> What the task requires
For every line that contains the string "service", pull that line out of the material below.
_ _ _
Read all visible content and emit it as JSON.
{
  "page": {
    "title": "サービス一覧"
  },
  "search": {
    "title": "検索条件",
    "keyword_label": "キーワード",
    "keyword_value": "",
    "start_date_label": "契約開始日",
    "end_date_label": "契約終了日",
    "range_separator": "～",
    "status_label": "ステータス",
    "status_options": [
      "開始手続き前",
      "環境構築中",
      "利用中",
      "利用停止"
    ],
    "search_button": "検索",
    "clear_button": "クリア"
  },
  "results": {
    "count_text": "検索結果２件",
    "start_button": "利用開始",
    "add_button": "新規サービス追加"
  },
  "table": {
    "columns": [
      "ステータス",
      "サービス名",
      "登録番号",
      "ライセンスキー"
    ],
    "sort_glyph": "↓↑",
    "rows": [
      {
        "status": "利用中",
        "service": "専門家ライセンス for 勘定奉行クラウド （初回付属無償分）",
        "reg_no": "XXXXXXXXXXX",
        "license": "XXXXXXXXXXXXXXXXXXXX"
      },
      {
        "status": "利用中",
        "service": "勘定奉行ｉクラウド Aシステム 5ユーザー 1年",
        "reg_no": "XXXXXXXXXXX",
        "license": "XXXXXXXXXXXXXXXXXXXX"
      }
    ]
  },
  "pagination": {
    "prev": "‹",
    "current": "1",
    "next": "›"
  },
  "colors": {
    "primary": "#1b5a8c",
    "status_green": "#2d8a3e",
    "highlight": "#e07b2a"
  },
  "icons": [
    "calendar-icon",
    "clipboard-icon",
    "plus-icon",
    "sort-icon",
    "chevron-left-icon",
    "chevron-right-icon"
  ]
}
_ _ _
> Expected answer
        "service": "専門家ライセンス for 勘定奉行クラウド （初回付属無償分）",
        "service": "勘定奉行ｉクラウド Aシステム 5ユーザー 1年",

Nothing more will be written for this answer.